* _Interface dataset entries_
-- -- --

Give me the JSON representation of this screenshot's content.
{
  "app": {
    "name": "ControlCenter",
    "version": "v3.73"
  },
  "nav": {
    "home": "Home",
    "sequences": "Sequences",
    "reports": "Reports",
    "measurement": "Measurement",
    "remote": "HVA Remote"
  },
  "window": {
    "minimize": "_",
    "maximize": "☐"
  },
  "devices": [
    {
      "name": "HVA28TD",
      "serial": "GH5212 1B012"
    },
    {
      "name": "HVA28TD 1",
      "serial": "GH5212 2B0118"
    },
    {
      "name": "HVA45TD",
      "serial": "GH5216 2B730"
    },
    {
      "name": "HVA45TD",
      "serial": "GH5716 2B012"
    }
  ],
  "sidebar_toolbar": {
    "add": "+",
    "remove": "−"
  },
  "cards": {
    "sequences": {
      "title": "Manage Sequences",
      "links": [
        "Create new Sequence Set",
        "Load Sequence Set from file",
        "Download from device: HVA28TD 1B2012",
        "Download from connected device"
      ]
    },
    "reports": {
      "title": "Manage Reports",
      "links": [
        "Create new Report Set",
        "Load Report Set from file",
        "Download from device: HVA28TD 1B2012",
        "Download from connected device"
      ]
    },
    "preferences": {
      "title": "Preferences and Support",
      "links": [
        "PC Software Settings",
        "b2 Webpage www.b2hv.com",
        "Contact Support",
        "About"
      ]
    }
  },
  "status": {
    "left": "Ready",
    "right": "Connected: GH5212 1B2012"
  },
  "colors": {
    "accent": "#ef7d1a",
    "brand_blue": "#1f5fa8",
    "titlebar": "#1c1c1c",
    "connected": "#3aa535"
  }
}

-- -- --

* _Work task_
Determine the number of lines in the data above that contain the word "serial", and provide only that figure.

* _Solution for this problem_
4